Varina Davis
Historical Figure
Nationality: United States (Confederate States, 1861-5)
Date of Birth: 1826
Date of Death: 1906
Cause of Death: Pneumonia
Religion: Episcopalianism
Occupation: Socialite, Author of Non-Fiction
Spouse: Jefferson Davis (d 1889)
Children: Six, five of whom predeceased her; also reared several younger siblings
Political Party: Whig Party
Fictional Appearances:
The Guns of the South
POD: January 17, 1864
Type of Appearance: Direct
Nationality: Confederate States
Political Office(s): First Lady of the Confederate States (1861-1868)

Varina Banks Howell Davis (May 7, 1826 - October 16, 1906) is best remembered as the wife of Confederate President Jefferson Davis during the American Civil War.

Varina Banks Howell was born and raised on a plantation in Natchez, Mississippi. Though her family was aristocratic, financial success eluded them and money was often tight.

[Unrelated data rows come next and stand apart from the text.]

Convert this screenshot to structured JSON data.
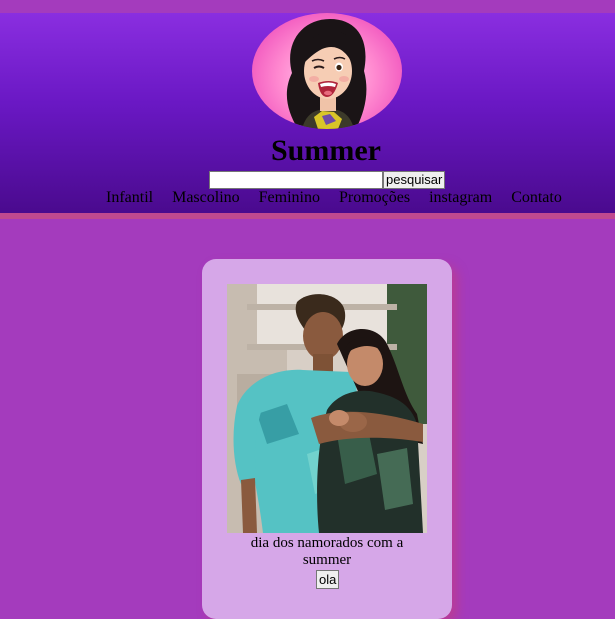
{
  "header": {
    "title": "Summer",
    "logo_icon": "avatar-winking-girl",
    "search": {
      "value": "",
      "placeholder": "",
      "button_label": "pesquisar"
    },
    "nav": [
      {
        "label": "Infantil"
      },
      {
        "label": "Mascolino"
      },
      {
        "label": "Feminino"
      },
      {
        "label": "Promoções"
      },
      {
        "label": "instagram"
      },
      {
        "label": "Contato"
      }
    ]
  },
  "card": {
    "image_icon": "couple-photo",
    "caption": "dia dos namorados com a summer",
    "button_label": "ola"
  },
  "colors": {
    "page_background": "#a43bbd",
    "header_gradient_top": "#8a2ee0",
    "header_gradient_bottom": "#4a0a8e",
    "card_background": "#d6a7e8",
    "logo_pink": "#f25bc0"
  }
}
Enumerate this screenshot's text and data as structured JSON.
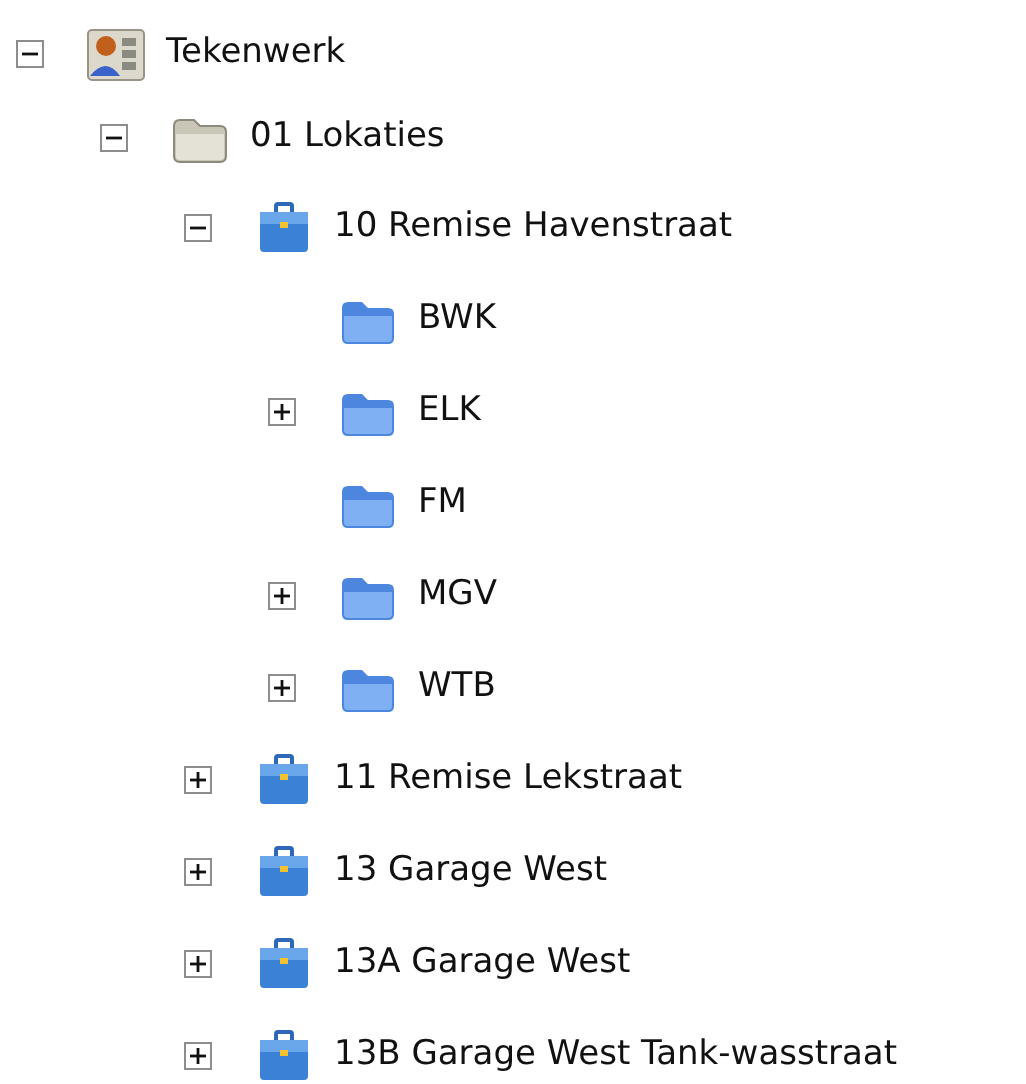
{
  "tree": [
    {
      "label": "Tekenwerk",
      "kind": "root",
      "expandable": true,
      "expanded": true,
      "children": [
        {
          "label": "01 Lokaties",
          "kind": "group",
          "expandable": true,
          "expanded": true,
          "children": [
            {
              "label": "10 Remise Havenstraat",
              "kind": "location",
              "expandable": true,
              "expanded": true,
              "children": [
                {
                  "label": "BWK",
                  "kind": "folder",
                  "expandable": false
                },
                {
                  "label": "ELK",
                  "kind": "folder",
                  "expandable": true,
                  "expanded": false
                },
                {
                  "label": "FM",
                  "kind": "folder",
                  "expandable": false
                },
                {
                  "label": "MGV",
                  "kind": "folder",
                  "expandable": true,
                  "expanded": false
                },
                {
                  "label": "WTB",
                  "kind": "folder",
                  "expandable": true,
                  "expanded": false
                }
              ]
            },
            {
              "label": "11 Remise Lekstraat",
              "kind": "location",
              "expandable": true,
              "expanded": false
            },
            {
              "label": "13 Garage West",
              "kind": "location",
              "expandable": true,
              "expanded": false
            },
            {
              "label": "13A Garage West",
              "kind": "location",
              "expandable": true,
              "expanded": false
            },
            {
              "label": "13B Garage West Tank-wasstraat",
              "kind": "location",
              "expandable": true,
              "expanded": false
            }
          ]
        }
      ]
    }
  ]
}
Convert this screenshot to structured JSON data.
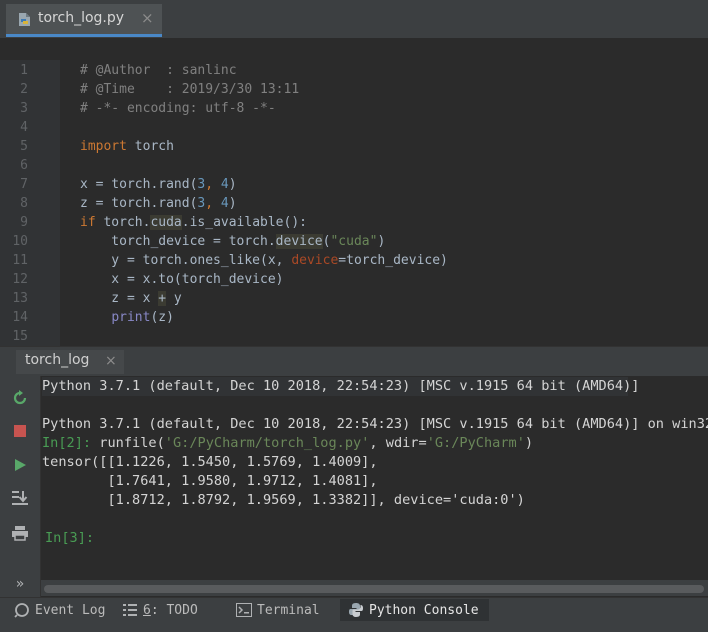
{
  "editor_tab": {
    "filename": "torch_log.py",
    "close_glyph": "×",
    "icon": "python-file-icon"
  },
  "line_numbers": [
    "1",
    "2",
    "3",
    "4",
    "5",
    "6",
    "7",
    "8",
    "9",
    "10",
    "11",
    "12",
    "13",
    "14",
    "15"
  ],
  "code_tokens": {
    "l1_comment": "# @Author  : sanlinc",
    "l2_comment": "# @Time    : 2019/3/30 13:11",
    "l3_comment": "# -*- encoding: utf-8 -*-",
    "l5_import": "import",
    "l5_module": " torch",
    "l7_a": "x = torch.rand(",
    "l7_n1": "3",
    "l7_b": ", ",
    "l7_n2": "4",
    "l7_c": ")",
    "l8_a": "z = torch.rand(",
    "l8_n1": "3",
    "l8_b": ", ",
    "l8_n2": "4",
    "l8_c": ")",
    "l9_if": "if",
    "l9_a": " torch.",
    "l9_cuda": "cuda",
    "l9_b": ".is_available():",
    "l10_a": "    torch_device = torch.",
    "l10_device": "device",
    "l10_b": "(",
    "l10_str": "\"cuda\"",
    "l10_c": ")",
    "l11_a": "    y = torch.ones_like(x, ",
    "l11_param": "device",
    "l11_b": "=torch_device)",
    "l12": "    x = x.to(torch_device)",
    "l13_a": "    z = x ",
    "l13_plus": "+",
    "l13_b": " y",
    "l14_indent": "    ",
    "l14_print": "print",
    "l14_b": "(z)"
  },
  "console_tab": {
    "label": "torch_log",
    "close_glyph": "×"
  },
  "console_tools": [
    "rerun-icon",
    "stop-icon",
    "run-icon",
    "scroll-to-end-icon",
    "print-icon",
    "more-icon"
  ],
  "console": {
    "banner": "Python 3.7.1 (default, Dec 10 2018, 22:54:23) [MSC v.1915 64 bit (AMD64)]",
    "version_line": "Python 3.7.1 (default, Dec 10 2018, 22:54:23) [MSC v.1915 64 bit (AMD64)] on win32",
    "in2_prompt": "In[2]:",
    "in2_cmd_a": " runfile(",
    "in2_str1": "'G:/PyCharm/torch_log.py'",
    "in2_cmd_b": ", wdir=",
    "in2_str2": "'G:/PyCharm'",
    "in2_cmd_c": ")",
    "out1": "tensor([[1.1226, 1.5450, 1.5769, 1.4009],",
    "out2": "        [1.7641, 1.9580, 1.9712, 1.4081],",
    "out3": "        [1.8712, 1.8792, 1.9569, 1.3382]], device='cuda:0')",
    "in3_prompt": "In[3]:"
  },
  "bottom_tabs": {
    "event_log": "Event Log",
    "todo_num": "6",
    "todo_rest": ": TODO",
    "terminal": "Terminal",
    "python_console": "Python Console"
  },
  "colors": {
    "background": "#2b2b2b",
    "keyword": "#cc7832",
    "number": "#6897bb",
    "string": "#6a8759",
    "comment": "#808080",
    "prompt": "#499c54",
    "tab_underline": "#4a88c7"
  }
}
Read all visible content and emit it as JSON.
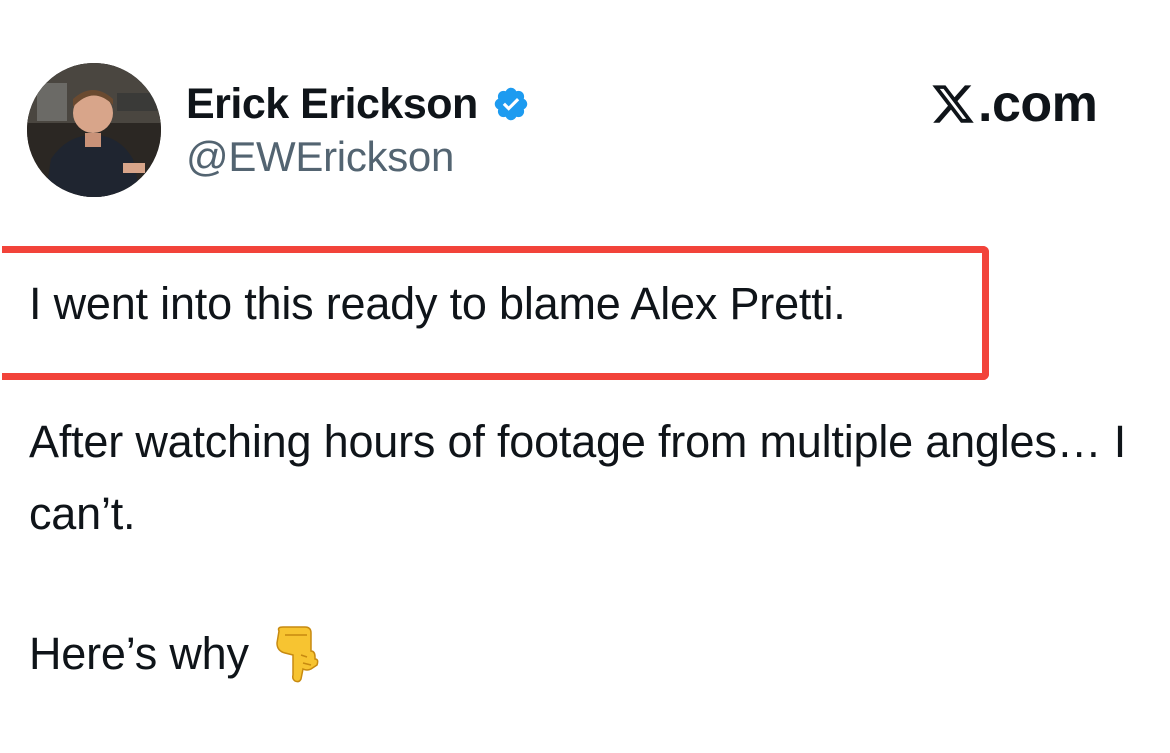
{
  "author": {
    "display_name": "Erick Erickson",
    "handle": "@EWErickson",
    "verified_icon": "verified-badge-icon"
  },
  "source": {
    "logo_icon": "x-logo-icon",
    "domain_suffix": ".com"
  },
  "tweet": {
    "highlighted_sentence": "I went into this ready to blame Alex Pretti.",
    "paragraph_2": "After watching hours of footage from multiple angles… I can’t.",
    "paragraph_3": "Here’s why",
    "emoji_icon": "pointing-down-hand-emoji"
  },
  "colors": {
    "highlight_border": "#f2433a",
    "verified_blue": "#1d9bf0",
    "handle_gray": "#536471",
    "text": "#0f1419"
  }
}
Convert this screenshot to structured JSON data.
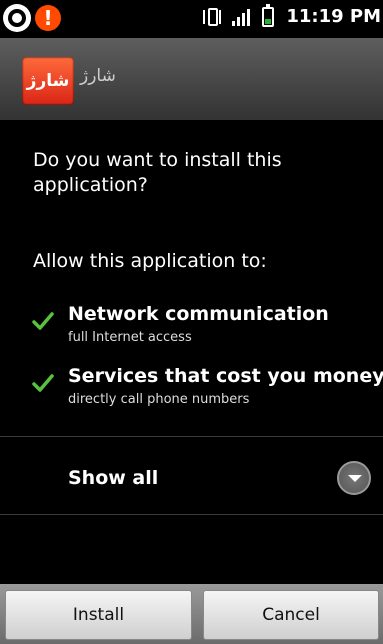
{
  "status_bar": {
    "time": "11:19 PM",
    "icons": [
      "viber-icon",
      "alert-icon",
      "vibrate-icon",
      "signal-icon",
      "battery-icon"
    ],
    "alert_glyph": "!"
  },
  "app": {
    "icon_text": "شارژ",
    "name": "شارژ"
  },
  "prompt": {
    "question": "Do you want to install this application?",
    "allow_heading": "Allow this application to:"
  },
  "permissions": [
    {
      "title": "Network communication",
      "subtitle": "full Internet access"
    },
    {
      "title": "Services that cost you money",
      "subtitle": "directly call phone numbers"
    }
  ],
  "show_all": {
    "label": "Show all"
  },
  "buttons": {
    "install": "Install",
    "cancel": "Cancel"
  },
  "colors": {
    "check": "#59c23c",
    "app_icon": "#e5351f",
    "alert": "#ff4a00"
  }
}
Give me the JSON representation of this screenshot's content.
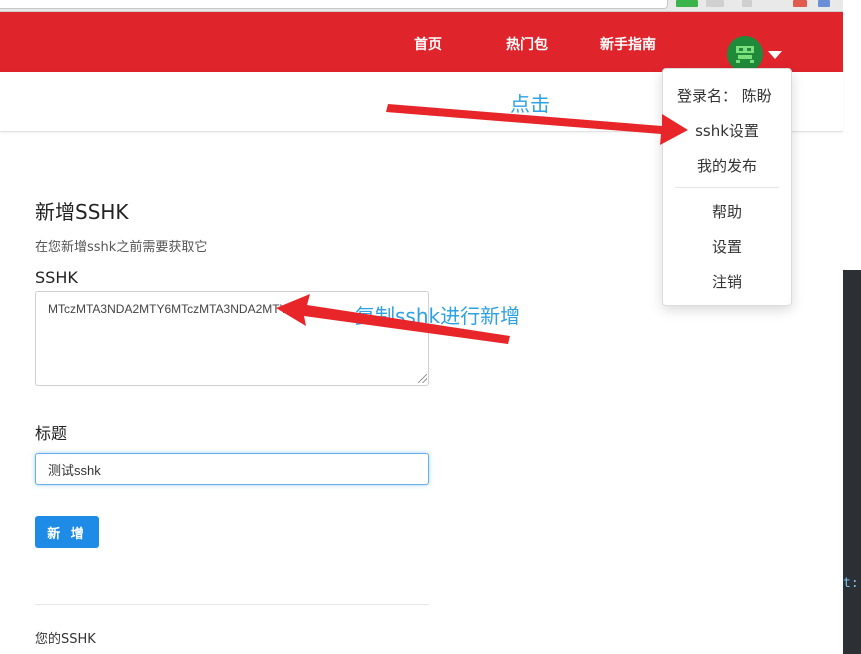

She married Jefferson Finis Davis, a widower, in 1845. The early years of their marriage were strained, but when Davis began to rise to prominence in the US Congress, and Varina moved with him to Washington, DC, they became much happier.

During the Civil War, she lived in Richmond, Virginia with her husband, as First Lady of the Confederate States. She kept a very low profile, especially when compared to her sensational and overbearing Union counterpart, Mary Lincoln.

After the war Jefferson Davis was arrested and imprisoned in Georgia for two years. Varina was not incarcerated but she was prohibited from leaving the state of Georgia. After Davis was paroled, she traveled with him through Europe and Canada as he sought to rebuild his lost fortune.

Davis died in 1889 and Varina published a biography of her husband in 1892. The biography was not successful, but in writing it she became acquainted with Joseph Pulitzer, who recognized her literary talents and helped her to launch a career as an author. She moved to New York City, much to the annoyance of Lost Cause apologists, who were further offended by her close friendship with Julia Grant, her cordial meetings with Booker T. Washington, and her general lack of nostalgia for the Old South.

Varina Davis died of pneumonia in 1906. Only one of her six children was alive at the time.

Varina Davis in The Guns of the South[]

Varina Davis was the hostess of Jefferson Davis's fortnightly levees at the presidential mansion in Richmond. Her responsibilities included greeting each of the President's invited guests as they arrived, including, when he was in town, Robert E. Lee.

After Lee succeeded Mrs. Davis' husband as President, he continued the custom of levees and it was he along with his daughter who would host the Davises along with others at the mansion. Mrs. Davis was a regular at these events.

Political offices
Preceded by
Office created
First Lady of the Confederate States
Succeeded by
Office abolished
Political offices
(The Guns of the South)
Preceded by
Office created
First Lady of the Confederate States
Succeeded by
Mary Anna Custis Lee